EXERCISE GOAL - Using the word "examples" as the filter, copy each matching line from the records.

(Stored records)
---------------

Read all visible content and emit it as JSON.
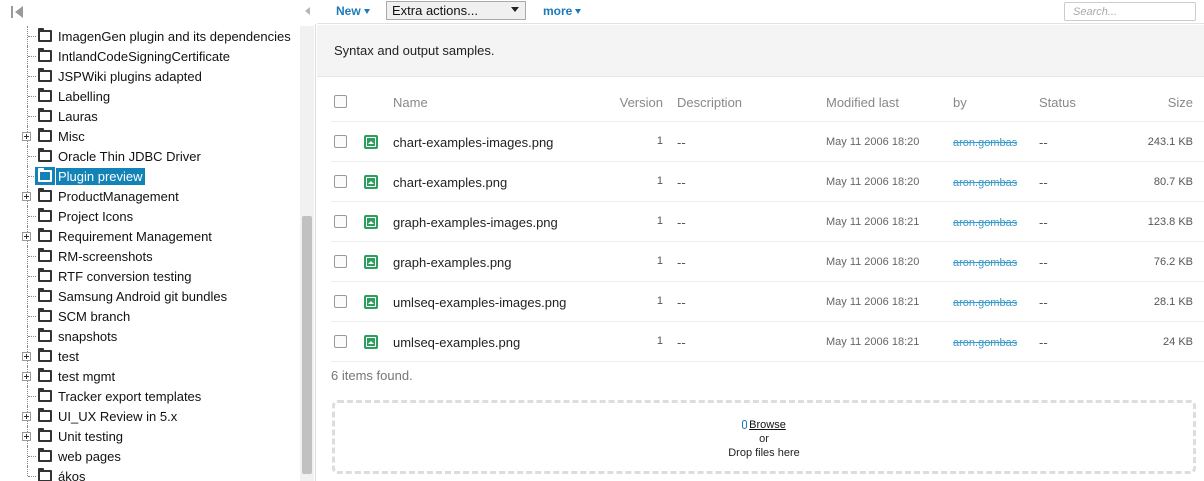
{
  "tree": {
    "items": [
      {
        "label": "ImagenGen plugin and its dependencies",
        "expandable": false,
        "selected": false
      },
      {
        "label": "IntlandCodeSigningCertificate",
        "expandable": false,
        "selected": false
      },
      {
        "label": "JSPWiki plugins adapted",
        "expandable": false,
        "selected": false
      },
      {
        "label": "Labelling",
        "expandable": false,
        "selected": false
      },
      {
        "label": "Lauras",
        "expandable": false,
        "selected": false
      },
      {
        "label": "Misc",
        "expandable": true,
        "selected": false
      },
      {
        "label": "Oracle Thin JDBC Driver",
        "expandable": false,
        "selected": false
      },
      {
        "label": "Plugin preview",
        "expandable": false,
        "selected": true
      },
      {
        "label": "ProductManagement",
        "expandable": true,
        "selected": false
      },
      {
        "label": "Project Icons",
        "expandable": false,
        "selected": false
      },
      {
        "label": "Requirement Management",
        "expandable": true,
        "selected": false
      },
      {
        "label": "RM-screenshots",
        "expandable": false,
        "selected": false
      },
      {
        "label": "RTF conversion testing",
        "expandable": false,
        "selected": false
      },
      {
        "label": "Samsung Android git bundles",
        "expandable": false,
        "selected": false
      },
      {
        "label": "SCM branch",
        "expandable": false,
        "selected": false
      },
      {
        "label": "snapshots",
        "expandable": false,
        "selected": false
      },
      {
        "label": "test",
        "expandable": true,
        "selected": false
      },
      {
        "label": "test mgmt",
        "expandable": true,
        "selected": false
      },
      {
        "label": "Tracker export templates",
        "expandable": false,
        "selected": false
      },
      {
        "label": "UI_UX Review in 5.x",
        "expandable": true,
        "selected": false
      },
      {
        "label": "Unit testing",
        "expandable": true,
        "selected": false
      },
      {
        "label": "web pages",
        "expandable": false,
        "selected": false
      },
      {
        "label": "ákos",
        "expandable": false,
        "selected": false
      }
    ]
  },
  "toolbar": {
    "new_label": "New",
    "extra_actions_label": "Extra actions...",
    "more_label": "more",
    "search_placeholder": "Search..."
  },
  "description": "Syntax and output samples.",
  "table": {
    "headers": {
      "name": "Name",
      "version": "Version",
      "description": "Description",
      "modified": "Modified last",
      "by": "by",
      "status": "Status",
      "size": "Size"
    },
    "rows": [
      {
        "name": "chart-examples-images.png",
        "version": "1",
        "description": "--",
        "modified": "May 11 2006 18:20",
        "by": "aron.gombas",
        "status": "--",
        "size": "243.1 KB"
      },
      {
        "name": "chart-examples.png",
        "version": "1",
        "description": "--",
        "modified": "May 11 2006 18:20",
        "by": "aron.gombas",
        "status": "--",
        "size": "80.7 KB"
      },
      {
        "name": "graph-examples-images.png",
        "version": "1",
        "description": "--",
        "modified": "May 11 2006 18:21",
        "by": "aron.gombas",
        "status": "--",
        "size": "123.8 KB"
      },
      {
        "name": "graph-examples.png",
        "version": "1",
        "description": "--",
        "modified": "May 11 2006 18:20",
        "by": "aron.gombas",
        "status": "--",
        "size": "76.2 KB"
      },
      {
        "name": "umlseq-examples-images.png",
        "version": "1",
        "description": "--",
        "modified": "May 11 2006 18:21",
        "by": "aron.gombas",
        "status": "--",
        "size": "28.1 KB"
      },
      {
        "name": "umlseq-examples.png",
        "version": "1",
        "description": "--",
        "modified": "May 11 2006 18:21",
        "by": "aron.gombas",
        "status": "--",
        "size": "24 KB"
      }
    ],
    "found_text": "6 items found."
  },
  "dropzone": {
    "browse_label": "Browse",
    "or_label": "or",
    "drop_label": "Drop files here"
  },
  "colors": {
    "selected_bg": "#1383b7",
    "link": "#1a7bb9",
    "image_icon": "#2e9e5e"
  }
}
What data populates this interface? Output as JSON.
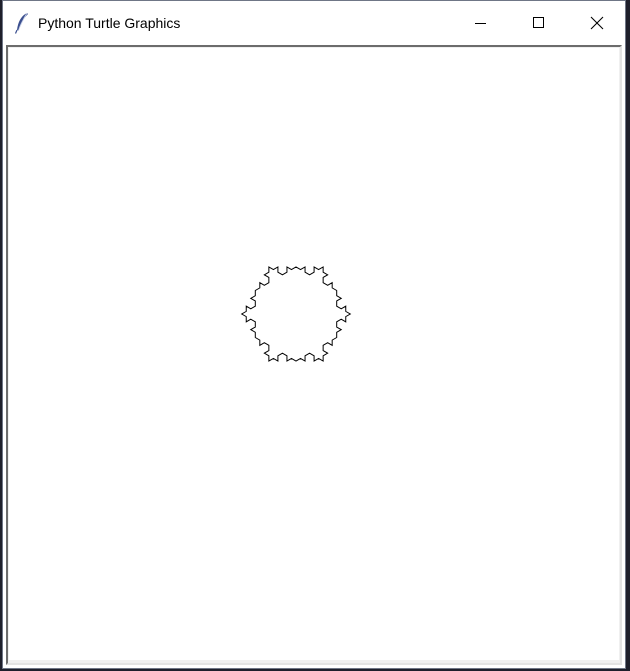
{
  "window": {
    "title": "Python Turtle Graphics",
    "app_icon": "feather-icon"
  },
  "controls": {
    "minimize_icon": "minimize-icon",
    "maximize_icon": "maximize-icon",
    "close_icon": "close-icon"
  },
  "drawing": {
    "shape": "koch-snowflake-inverted",
    "stroke_color": "#000000",
    "background_color": "#ffffff"
  }
}
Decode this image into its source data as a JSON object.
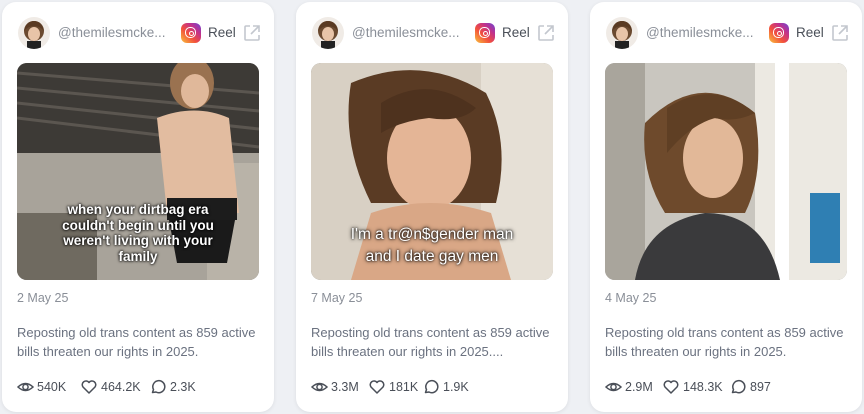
{
  "posts": [
    {
      "handle": "@themilesmcke...",
      "platform": "Reel",
      "platform_icon": "instagram-icon",
      "caption": [
        "when your dirtbag era",
        "couldn't begin until you",
        "weren't living with your",
        "family"
      ],
      "date": "2 May 25",
      "description": "Reposting old trans content as 859 active bills threaten our rights in 2025.",
      "views": "540K",
      "likes": "464.2K",
      "comments": "2.3K"
    },
    {
      "handle": "@themilesmcke...",
      "platform": "Reel",
      "platform_icon": "instagram-icon",
      "caption": [
        "I'm a tr@n$gender man",
        "and I date gay men"
      ],
      "date": "7 May 25",
      "description": "Reposting old trans content as 859 active bills threaten our rights in 2025....",
      "views": "3.3M",
      "likes": "181K",
      "comments": "1.9K"
    },
    {
      "handle": "@themilesmcke...",
      "platform": "Reel",
      "platform_icon": "instagram-icon",
      "caption": [],
      "date": "4 May 25",
      "description": "Reposting old trans content as 859 active bills threaten our rights in 2025.",
      "views": "2.9M",
      "likes": "148.3K",
      "comments": "897"
    }
  ]
}
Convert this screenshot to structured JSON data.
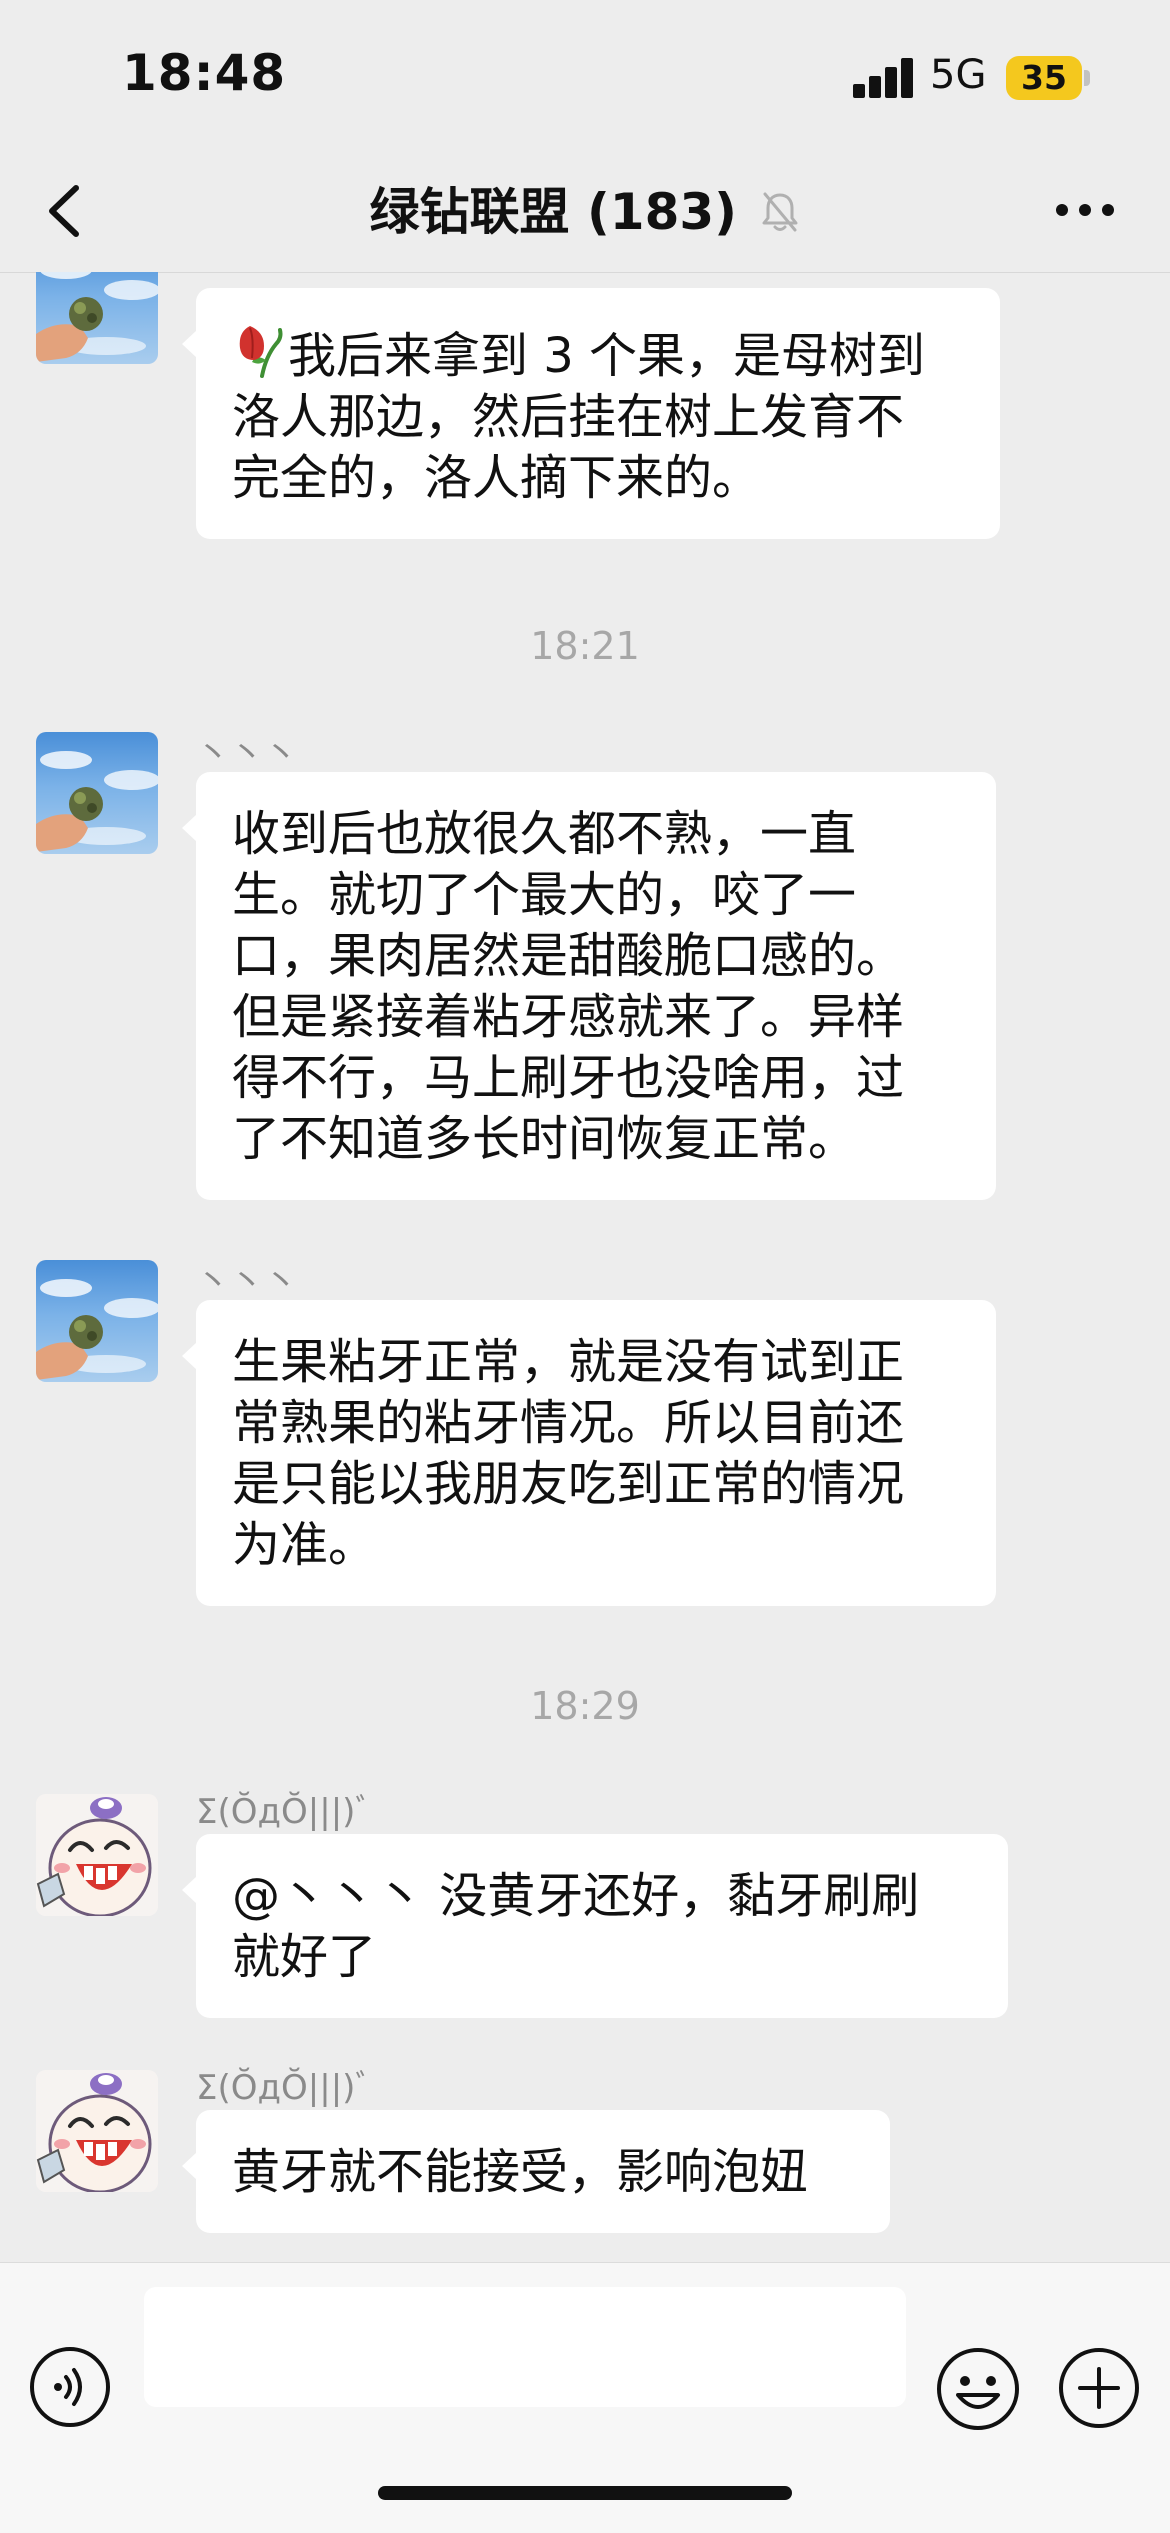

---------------

ANSWER FOR THIS EXERCISE -
        "name": "chart-examples-images.png",
        "name": "chart-examples.png",
        "name": "graph-examples-images.png",
        "name": "graph-examples.png",
        "name": "umlseq-examples-images.png",
        "name": "umlseq-examples.png",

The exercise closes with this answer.